PROMOTE URINATION: Asparagus, barley, Chinese cabbage, carrot, Chinese wax gourd, coconut, coffee, corn silk, cucumber, grape, hops, Job's tears, kidney bean, lettuce, mandarin orange, mango, mung bean, muskmelon, onion, pineapple, plum, star fruit, sugar cane juice, water chestnut, watermelon.
CLEAR TOXINS: Abalone, banana, bean curd, black soybean, castor bean, cherry seed, chicken egg white, Chinese wax gourd, clam (freshwater), cucumber, date (red & black), fig, honey, Job's tears, kohlrabi, radish, salt, sesame oil, small red bean, star fruit, vinegar.
TRANSFORM PHLEGM: Chinese wax gourd, clam (saltwater), longevity fruit, pear, radish, sea grass seaweed.
IMPROVE APPETITE: Green & red pepper, ham.
INDUCE BOWEL MOVEMENT: Castor bean, sesame oil.
LUBRICATE DRYNESS: Bean curd, chicken egg & yolk, honey, maltose, mother's milk, pear, pork, sesame oil, spinach, sugar cane juice, yellow soybean.
LUBRICATE INTESTINES: Bitter & sweet apricot seed, banana, milk, peach, soybean oil, walnut, watermelon.
LUBRICATE LUNGS: Apple, apricot, chicken egg white, ginseng, lily flower, longevity fruit, loquat, mandarin orange, peanuts, persimmon, strawberry, white fungus, white sugar.
PROMOTE BLOOD CIRCULATION: Black soybean, brown sugar, chestnut, eel blood, peach, saffron, and sweet basil, wine.
PROMOTE DIGESTION: Apple, coriander, ginseng, green & red pepper, hops, malt, nutmeg, papaya, pineapple, plum, radish & leaf, sweet basil, tomato.
PROMOTE ENERGY CIRCULATION: Caraway, chive & root, dill seeds, dry mandarin orange peel, fennel, garlic, kumquat, litchi, marjoram, radish leaf, spearmint, star anise, sweet basil, tangerine, tobacco.
PROMOTE MILK SECRETION: Common carp, lettuce.
QUENCH THIRST: Crab apple, cucumber, loquat, mango, muskmelon, persimmon, pineapple.
REDUCE FEVER: Muskmelon, star fruit, water chestnut.

By Robert Sullivan.
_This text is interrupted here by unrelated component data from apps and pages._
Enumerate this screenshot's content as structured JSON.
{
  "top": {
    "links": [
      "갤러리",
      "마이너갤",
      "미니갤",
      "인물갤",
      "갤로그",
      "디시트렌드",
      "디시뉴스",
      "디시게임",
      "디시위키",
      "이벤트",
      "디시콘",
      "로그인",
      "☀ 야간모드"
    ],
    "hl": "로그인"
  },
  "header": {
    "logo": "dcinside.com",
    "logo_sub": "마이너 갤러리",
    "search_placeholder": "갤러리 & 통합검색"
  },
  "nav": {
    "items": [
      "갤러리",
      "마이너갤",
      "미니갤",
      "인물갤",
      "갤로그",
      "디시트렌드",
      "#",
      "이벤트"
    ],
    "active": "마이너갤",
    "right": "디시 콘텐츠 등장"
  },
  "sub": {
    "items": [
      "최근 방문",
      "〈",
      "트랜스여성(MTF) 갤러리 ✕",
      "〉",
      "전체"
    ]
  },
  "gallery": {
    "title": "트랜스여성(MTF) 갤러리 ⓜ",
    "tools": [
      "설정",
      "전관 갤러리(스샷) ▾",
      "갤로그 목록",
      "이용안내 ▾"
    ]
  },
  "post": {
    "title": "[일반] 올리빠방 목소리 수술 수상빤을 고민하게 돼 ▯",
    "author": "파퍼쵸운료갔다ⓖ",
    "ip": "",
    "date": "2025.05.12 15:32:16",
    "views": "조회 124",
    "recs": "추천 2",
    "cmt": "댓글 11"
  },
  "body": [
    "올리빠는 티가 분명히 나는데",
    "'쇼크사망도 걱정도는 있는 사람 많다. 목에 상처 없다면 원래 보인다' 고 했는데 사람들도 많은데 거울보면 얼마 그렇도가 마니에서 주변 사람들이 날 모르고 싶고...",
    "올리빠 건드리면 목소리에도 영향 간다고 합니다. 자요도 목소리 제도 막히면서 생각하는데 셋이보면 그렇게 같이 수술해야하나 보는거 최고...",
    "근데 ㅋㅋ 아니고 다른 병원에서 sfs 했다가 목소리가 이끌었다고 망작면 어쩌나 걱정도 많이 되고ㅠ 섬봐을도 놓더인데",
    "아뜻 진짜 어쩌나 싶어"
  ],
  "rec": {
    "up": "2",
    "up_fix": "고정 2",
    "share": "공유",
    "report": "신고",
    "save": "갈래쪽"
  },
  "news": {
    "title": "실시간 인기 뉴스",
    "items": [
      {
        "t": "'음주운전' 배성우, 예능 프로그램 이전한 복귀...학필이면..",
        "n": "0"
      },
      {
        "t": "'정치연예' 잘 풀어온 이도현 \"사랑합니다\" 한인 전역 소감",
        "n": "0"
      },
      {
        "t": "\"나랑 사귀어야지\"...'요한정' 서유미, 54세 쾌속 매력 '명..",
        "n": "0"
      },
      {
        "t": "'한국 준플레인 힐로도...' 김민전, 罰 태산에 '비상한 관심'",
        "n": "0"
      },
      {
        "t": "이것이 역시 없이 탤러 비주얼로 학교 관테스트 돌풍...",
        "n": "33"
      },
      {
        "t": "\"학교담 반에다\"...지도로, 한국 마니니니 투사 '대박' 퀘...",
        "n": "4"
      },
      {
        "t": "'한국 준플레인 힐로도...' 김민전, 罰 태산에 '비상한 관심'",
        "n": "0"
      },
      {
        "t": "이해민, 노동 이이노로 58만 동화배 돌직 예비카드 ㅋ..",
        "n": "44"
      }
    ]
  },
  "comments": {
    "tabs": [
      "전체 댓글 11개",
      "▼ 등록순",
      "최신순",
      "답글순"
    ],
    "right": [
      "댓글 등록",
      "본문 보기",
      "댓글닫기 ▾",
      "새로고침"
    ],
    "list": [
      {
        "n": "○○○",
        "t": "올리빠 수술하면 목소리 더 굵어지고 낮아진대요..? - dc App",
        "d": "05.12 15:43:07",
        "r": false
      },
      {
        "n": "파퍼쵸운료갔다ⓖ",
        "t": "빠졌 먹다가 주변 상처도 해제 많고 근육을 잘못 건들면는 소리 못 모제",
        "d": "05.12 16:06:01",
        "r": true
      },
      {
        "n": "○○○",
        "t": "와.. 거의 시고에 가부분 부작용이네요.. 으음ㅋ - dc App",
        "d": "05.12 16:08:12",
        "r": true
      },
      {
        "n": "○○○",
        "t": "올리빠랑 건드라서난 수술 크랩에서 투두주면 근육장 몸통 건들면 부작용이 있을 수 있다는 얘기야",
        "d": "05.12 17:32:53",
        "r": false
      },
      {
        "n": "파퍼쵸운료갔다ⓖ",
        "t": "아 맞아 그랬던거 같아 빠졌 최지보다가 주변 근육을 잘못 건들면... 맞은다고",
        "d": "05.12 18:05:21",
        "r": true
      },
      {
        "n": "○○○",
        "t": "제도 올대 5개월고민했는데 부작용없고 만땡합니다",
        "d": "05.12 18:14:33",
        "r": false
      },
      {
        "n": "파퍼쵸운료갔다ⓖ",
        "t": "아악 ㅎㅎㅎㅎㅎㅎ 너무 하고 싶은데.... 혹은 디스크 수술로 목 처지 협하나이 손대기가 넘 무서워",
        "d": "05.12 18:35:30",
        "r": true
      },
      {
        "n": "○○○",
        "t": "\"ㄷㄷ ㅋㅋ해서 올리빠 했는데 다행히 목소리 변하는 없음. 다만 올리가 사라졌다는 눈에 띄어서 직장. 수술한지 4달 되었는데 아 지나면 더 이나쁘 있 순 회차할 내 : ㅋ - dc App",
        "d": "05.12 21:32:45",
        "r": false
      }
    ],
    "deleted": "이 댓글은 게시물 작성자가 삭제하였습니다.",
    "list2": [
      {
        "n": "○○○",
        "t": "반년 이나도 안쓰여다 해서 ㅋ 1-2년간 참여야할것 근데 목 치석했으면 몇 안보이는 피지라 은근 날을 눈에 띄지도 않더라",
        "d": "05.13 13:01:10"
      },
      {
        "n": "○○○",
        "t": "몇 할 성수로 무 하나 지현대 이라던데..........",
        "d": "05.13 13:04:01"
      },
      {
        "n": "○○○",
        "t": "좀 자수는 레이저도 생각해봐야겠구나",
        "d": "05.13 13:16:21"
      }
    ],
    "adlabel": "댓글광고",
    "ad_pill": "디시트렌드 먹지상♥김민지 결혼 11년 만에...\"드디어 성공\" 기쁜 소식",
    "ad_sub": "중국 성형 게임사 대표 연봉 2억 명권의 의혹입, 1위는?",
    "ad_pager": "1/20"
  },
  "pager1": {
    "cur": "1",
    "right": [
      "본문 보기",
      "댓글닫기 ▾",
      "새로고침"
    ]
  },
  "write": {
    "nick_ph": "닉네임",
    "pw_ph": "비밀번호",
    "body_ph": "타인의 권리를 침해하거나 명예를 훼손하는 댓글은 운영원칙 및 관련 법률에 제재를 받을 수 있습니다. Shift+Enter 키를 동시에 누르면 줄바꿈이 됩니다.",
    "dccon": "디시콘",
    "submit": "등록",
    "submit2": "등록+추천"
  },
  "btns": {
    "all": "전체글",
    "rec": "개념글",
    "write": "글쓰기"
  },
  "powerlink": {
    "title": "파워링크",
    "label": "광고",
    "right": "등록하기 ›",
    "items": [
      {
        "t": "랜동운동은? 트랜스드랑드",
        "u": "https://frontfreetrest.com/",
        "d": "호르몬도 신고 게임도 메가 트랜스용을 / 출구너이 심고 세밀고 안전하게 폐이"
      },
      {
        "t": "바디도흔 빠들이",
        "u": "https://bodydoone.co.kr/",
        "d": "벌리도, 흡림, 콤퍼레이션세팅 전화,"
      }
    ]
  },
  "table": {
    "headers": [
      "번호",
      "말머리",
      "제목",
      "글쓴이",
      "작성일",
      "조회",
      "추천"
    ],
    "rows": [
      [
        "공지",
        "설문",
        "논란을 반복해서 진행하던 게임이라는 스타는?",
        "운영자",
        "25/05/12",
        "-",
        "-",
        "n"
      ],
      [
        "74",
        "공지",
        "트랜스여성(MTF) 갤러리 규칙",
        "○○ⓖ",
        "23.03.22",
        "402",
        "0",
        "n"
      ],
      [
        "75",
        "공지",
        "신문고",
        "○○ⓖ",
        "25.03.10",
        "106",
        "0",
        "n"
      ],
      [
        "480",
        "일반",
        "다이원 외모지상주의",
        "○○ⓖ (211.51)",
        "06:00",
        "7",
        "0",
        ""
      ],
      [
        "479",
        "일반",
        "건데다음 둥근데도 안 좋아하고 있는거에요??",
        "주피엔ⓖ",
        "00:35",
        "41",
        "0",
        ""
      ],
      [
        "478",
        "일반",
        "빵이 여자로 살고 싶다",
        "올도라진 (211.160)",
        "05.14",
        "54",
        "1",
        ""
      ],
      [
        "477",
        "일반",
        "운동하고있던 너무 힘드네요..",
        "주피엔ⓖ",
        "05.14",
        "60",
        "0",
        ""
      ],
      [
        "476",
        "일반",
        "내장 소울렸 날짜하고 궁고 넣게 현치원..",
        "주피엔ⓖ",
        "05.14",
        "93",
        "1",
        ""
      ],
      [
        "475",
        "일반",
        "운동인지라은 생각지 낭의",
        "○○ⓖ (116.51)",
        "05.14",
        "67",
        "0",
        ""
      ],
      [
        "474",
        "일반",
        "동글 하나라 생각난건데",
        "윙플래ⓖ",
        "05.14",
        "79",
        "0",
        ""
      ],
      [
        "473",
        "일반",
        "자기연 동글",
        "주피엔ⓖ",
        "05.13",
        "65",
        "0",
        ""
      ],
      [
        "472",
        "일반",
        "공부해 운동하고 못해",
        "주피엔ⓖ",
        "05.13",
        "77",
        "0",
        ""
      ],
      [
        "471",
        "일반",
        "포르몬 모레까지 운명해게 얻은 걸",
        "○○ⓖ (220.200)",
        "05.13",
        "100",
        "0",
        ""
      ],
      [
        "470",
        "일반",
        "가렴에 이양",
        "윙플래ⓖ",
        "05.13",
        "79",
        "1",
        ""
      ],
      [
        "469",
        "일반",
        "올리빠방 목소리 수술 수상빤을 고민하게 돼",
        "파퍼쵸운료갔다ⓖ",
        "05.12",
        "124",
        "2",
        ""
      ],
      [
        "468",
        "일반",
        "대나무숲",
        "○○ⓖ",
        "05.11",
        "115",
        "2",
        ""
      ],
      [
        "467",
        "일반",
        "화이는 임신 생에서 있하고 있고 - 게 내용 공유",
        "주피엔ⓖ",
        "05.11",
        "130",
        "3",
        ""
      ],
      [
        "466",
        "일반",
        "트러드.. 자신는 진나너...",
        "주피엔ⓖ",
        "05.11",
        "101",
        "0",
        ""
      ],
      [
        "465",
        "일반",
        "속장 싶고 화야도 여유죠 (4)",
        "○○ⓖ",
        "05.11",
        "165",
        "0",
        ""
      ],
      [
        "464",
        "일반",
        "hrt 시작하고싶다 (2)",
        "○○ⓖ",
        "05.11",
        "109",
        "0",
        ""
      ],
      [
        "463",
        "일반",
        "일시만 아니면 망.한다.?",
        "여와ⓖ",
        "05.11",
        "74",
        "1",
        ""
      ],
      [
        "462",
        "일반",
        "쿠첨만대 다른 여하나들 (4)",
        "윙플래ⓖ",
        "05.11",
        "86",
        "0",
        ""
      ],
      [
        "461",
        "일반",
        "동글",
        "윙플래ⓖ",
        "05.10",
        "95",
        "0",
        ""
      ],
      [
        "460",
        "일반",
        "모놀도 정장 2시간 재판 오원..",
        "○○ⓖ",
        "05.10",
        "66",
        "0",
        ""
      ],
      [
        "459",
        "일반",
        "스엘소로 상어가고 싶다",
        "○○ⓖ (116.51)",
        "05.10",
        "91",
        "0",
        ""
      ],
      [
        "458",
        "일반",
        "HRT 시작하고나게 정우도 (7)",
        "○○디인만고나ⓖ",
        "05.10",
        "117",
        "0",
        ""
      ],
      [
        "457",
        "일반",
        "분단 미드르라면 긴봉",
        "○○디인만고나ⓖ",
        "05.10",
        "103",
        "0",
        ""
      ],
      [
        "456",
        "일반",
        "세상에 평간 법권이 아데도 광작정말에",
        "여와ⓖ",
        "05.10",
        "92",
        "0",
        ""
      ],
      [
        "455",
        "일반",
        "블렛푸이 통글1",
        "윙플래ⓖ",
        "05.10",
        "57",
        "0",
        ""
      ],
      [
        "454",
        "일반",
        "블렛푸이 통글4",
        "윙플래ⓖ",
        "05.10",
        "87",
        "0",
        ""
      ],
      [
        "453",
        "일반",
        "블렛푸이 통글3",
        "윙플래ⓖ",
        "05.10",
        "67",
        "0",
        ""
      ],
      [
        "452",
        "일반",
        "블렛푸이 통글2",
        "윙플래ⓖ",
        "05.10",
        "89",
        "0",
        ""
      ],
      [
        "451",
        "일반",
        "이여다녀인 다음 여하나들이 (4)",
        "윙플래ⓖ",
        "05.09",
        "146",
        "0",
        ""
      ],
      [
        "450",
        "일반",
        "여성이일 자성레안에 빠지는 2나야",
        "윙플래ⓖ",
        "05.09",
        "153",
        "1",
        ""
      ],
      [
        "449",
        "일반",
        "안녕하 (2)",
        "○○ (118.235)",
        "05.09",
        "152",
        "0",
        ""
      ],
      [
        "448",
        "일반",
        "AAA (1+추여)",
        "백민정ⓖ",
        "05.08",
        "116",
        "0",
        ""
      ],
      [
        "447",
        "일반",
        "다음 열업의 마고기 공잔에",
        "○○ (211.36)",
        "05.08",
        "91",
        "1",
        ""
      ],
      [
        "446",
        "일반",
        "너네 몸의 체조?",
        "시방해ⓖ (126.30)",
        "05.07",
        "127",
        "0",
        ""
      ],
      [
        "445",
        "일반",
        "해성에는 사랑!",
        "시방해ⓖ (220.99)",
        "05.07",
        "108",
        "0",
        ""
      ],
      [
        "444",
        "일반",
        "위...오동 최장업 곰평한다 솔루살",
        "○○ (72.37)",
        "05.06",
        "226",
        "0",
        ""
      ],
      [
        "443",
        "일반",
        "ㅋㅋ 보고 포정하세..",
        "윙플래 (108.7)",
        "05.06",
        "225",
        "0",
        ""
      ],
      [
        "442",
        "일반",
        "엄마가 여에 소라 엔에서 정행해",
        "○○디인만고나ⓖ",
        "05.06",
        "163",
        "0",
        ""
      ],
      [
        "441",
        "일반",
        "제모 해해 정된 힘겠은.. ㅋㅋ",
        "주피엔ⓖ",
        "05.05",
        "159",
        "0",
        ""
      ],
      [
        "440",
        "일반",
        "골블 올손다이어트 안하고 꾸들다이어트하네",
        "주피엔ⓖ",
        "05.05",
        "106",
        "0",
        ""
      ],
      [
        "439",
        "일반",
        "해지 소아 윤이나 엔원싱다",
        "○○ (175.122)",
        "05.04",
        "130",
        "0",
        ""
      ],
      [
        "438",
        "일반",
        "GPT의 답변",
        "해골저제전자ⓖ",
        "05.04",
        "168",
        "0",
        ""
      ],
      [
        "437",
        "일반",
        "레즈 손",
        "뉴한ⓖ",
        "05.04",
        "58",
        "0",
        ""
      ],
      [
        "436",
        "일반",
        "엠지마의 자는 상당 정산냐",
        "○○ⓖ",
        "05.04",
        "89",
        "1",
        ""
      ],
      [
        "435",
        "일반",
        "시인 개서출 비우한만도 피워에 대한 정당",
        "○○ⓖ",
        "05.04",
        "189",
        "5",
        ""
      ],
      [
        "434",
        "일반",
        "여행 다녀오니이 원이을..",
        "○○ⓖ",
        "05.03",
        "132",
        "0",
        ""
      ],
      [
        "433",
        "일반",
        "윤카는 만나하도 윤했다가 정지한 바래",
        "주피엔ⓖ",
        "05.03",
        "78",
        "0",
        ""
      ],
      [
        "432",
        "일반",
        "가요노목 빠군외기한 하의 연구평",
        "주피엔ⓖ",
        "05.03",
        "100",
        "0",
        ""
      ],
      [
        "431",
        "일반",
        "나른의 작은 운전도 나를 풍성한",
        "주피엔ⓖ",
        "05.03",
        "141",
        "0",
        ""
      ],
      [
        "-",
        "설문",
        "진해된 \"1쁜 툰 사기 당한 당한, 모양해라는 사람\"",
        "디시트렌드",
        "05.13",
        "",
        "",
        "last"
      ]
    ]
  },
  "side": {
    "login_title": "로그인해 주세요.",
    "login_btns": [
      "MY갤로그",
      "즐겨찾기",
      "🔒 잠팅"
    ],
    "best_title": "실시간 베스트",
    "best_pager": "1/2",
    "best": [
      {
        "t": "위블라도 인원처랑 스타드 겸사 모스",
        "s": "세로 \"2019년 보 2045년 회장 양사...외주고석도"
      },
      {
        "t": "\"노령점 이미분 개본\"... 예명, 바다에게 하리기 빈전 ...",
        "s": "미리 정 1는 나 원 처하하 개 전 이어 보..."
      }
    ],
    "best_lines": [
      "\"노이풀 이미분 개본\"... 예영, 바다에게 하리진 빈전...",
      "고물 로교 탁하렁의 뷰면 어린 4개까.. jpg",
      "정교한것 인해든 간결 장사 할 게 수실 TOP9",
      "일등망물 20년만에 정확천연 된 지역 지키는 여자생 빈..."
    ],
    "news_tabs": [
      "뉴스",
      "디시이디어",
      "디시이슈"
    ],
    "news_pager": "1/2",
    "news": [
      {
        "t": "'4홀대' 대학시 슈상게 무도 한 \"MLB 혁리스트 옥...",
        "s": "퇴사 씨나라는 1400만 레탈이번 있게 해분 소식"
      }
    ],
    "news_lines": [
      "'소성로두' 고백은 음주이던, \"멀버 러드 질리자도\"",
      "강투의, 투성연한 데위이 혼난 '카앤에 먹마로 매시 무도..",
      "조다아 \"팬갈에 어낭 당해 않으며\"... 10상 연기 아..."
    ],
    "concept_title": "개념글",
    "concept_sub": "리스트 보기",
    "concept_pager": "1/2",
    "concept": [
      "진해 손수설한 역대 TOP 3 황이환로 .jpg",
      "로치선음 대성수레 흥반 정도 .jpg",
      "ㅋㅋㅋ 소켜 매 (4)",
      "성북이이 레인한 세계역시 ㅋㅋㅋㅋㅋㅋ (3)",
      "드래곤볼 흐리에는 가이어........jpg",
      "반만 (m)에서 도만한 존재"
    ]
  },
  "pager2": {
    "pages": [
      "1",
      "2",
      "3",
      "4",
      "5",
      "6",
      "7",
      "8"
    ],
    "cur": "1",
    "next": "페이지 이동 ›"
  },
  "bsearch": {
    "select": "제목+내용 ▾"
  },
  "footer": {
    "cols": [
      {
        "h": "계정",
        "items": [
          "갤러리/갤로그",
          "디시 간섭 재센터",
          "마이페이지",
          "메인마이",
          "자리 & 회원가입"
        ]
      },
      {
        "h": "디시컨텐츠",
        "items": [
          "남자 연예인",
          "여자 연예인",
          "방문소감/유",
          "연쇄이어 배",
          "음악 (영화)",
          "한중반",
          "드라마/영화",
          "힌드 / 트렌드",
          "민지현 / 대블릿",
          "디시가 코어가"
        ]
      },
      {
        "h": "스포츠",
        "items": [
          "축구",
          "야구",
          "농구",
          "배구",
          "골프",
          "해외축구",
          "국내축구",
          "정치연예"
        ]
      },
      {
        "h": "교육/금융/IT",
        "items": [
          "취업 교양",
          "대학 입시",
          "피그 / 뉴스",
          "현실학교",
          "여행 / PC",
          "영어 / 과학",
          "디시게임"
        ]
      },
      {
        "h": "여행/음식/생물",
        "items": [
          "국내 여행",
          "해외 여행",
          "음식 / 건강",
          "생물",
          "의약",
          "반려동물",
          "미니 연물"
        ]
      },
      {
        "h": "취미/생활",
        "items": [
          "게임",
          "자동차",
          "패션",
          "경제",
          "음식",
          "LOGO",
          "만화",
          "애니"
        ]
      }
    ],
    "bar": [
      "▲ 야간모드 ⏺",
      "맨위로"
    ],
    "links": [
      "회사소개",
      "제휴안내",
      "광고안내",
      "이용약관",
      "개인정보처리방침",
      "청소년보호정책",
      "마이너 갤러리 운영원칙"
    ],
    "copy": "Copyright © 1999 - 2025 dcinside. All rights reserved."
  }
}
Contact me by email: Visit my profile.  
phone: (0422) 204-477 (AUSTRALIA)